● Exercise: Lines with the word "Refresh" in them must be copied from the records below.

● Supplied data:
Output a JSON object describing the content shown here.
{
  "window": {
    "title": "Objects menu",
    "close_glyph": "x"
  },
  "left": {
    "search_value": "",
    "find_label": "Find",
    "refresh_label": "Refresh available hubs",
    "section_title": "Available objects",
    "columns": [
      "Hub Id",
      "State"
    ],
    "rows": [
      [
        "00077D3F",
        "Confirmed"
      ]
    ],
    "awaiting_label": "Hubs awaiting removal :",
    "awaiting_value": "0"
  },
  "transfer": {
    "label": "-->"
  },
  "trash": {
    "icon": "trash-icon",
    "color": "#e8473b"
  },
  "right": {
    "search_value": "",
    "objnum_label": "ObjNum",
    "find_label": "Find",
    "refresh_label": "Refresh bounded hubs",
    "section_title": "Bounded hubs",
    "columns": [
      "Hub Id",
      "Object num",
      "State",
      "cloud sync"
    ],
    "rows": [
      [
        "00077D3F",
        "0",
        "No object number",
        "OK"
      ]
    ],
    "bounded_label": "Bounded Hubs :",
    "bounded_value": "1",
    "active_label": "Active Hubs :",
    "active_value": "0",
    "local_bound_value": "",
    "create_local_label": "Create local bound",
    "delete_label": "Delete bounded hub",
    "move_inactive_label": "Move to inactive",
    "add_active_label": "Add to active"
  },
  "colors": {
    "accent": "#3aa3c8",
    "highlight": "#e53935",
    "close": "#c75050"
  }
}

● Your response:
    "refresh_label": "Refresh available hubs",
    "refresh_label": "Refresh bounded hubs",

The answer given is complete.